§ Required action:
Each line below is to be written out in full, exactly as shown.

§ Data records:
--- START ---
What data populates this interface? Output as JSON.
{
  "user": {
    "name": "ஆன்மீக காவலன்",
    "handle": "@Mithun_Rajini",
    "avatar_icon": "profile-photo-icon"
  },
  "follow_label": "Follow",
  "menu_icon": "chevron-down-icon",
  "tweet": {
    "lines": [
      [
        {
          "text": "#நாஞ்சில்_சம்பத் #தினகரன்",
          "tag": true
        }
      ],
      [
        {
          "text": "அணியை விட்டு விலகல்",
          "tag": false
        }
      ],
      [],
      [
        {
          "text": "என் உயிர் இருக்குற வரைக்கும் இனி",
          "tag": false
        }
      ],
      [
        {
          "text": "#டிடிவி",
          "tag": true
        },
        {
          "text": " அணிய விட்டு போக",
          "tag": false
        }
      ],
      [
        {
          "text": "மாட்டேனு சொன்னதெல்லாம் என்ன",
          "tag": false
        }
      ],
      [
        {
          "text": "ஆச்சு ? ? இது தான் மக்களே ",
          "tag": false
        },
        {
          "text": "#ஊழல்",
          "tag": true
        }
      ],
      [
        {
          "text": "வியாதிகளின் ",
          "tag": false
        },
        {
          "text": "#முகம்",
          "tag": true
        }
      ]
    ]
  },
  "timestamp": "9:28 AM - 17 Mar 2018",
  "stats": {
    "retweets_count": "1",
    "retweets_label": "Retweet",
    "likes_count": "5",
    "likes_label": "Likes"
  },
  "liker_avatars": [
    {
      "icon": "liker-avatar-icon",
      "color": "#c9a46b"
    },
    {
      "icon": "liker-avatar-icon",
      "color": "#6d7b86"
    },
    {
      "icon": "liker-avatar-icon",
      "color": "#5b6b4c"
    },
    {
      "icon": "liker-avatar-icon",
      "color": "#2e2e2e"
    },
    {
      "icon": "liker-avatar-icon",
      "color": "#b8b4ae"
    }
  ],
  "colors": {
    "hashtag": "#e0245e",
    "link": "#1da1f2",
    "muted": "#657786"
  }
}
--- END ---
§ Result of this exercise:
What data populates this interface? Output as JSON.
{
  "user": {
    "name": "ஆன்மீக காவலன்",
    "handle": "@Mithun_Rajini",
    "avatar_icon": "profile-photo-icon"
  },
  "follow_label": "Follow",
  "menu_icon": "chevron-down-icon",
  "tweet": {
    "lines": [
      [
        {
          "text": "#நாஞ்சில்_சம்பத் #தினகரன்",
          "tag": true
        }
      ],
      [
        {
          "text": "அணியை விட்டு விலகல்",
          "tag": false
        }
      ],
      [],
      [
        {
          "text": "என் உயிர் இருக்குற வரைக்கும் இனி",
          "tag": false
        }
      ],
      [
        {
          "text": "#டிடிவி",
          "tag": true
        },
        {
          "text": " அணிய விட்டு போக",
          "tag": false
        }
      ],
      [
        {
          "text": "மாட்டேனு சொன்னதெல்லாம் என்ன",
          "tag": false
        }
      ],
      [
        {
          "text": "ஆச்சு ? ? இது தான் மக்களே ",
          "tag": false
        },
        {
          "text": "#ஊழல்",
          "tag": true
        }
      ],
      [
        {
          "text": "வியாதிகளின் ",
          "tag": false
        },
        {
          "text": "#முகம்",
          "tag": true
        }
      ]
    ]
  },
  "timestamp": "9:28 AM - 17 Mar 2018",
  "stats": {
    "retweets_count": "1",
    "retweets_label": "Retweet",
    "likes_count": "5",
    "likes_label": "Likes"
  },
  "liker_avatars": [
    {
      "icon": "liker-avatar-icon",
      "color": "#c9a46b"
    },
    {
      "icon": "liker-avatar-icon",
      "color": "#6d7b86"
    },
    {
      "icon": "liker-avatar-icon",
      "color": "#5b6b4c"
    },
    {
      "icon": "liker-avatar-icon",
      "color": "#2e2e2e"
    },
    {
      "icon": "liker-avatar-icon",
      "color": "#b8b4ae"
    }
  ],
  "colors": {
    "hashtag": "#e0245e",
    "link": "#1da1f2",
    "muted": "#657786"
  }
}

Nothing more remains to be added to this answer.